But all this will be no good, the objection may still go, if the child chooses not to attend—puts off taking up his entitlement.
At worst children making this deliberate choice would have gained something in terms of self-
respect. Their imaginations and intellects would not be damaged by enforced attention to what they see as dreary,
pointless tasks. Outside school, it is true, the work opportunities for such a person are likely to be pretty dreary too but may well not be so demoralising, and the voucher scheme would mean that the opportunity to return to school would always be there. When this time came there is every chance that it would be with renewed interest.
And if the entitlement were never taken up? Such cases would be rare, and certainly not significant for the well-being of society. With schools competing with one another to make themselves attractive to students, with an unlimited breadth of courses available and with financial support for the student appropriate to the needs of the equivalent person out of school, most people would be eager to take advantage of the educational facilities to the full. Look at the flood of demand for adult education that exists now.
And look once more at the dreary ranks of secondary school children who have opted out. Even the academically successful are often a poor advertisement for our present education system in terms of happiness, creativity, self-fulfilment.

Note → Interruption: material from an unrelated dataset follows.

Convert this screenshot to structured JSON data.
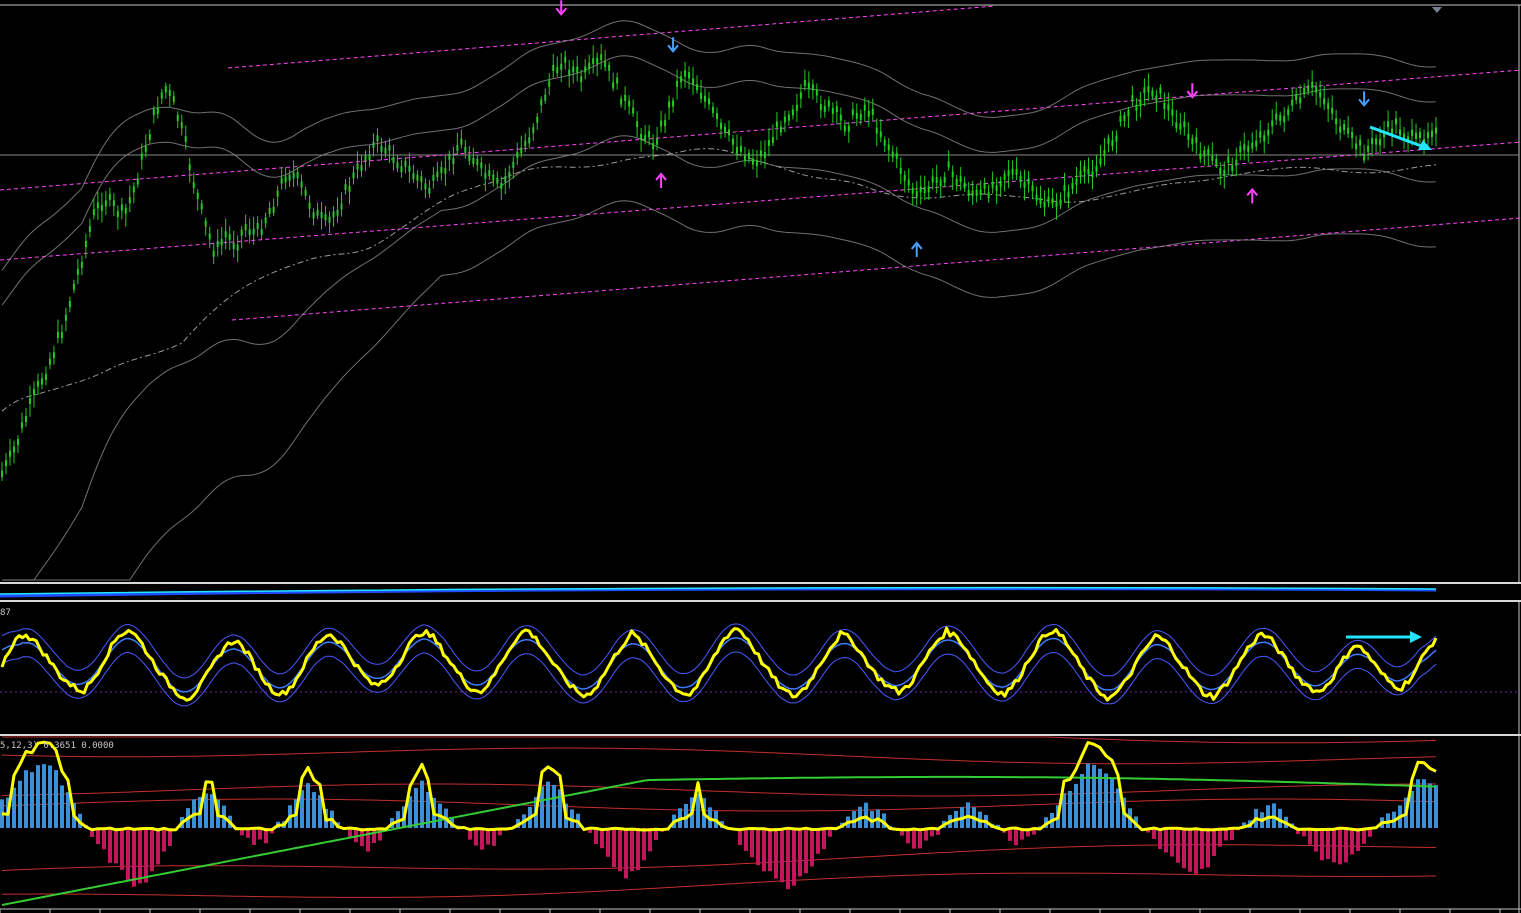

It would seem that the violation of civil liberties represented by compulsory schooling is an inescapable issue in education today, from whichever standpoint one approaches it. One could go further and relate this problem to the central dilemma of our time. Now that the potential of human existence is so amazingly extended and so uniquely threatened, we all need educating first and foremost in the practice of freedom and the exercise of choice.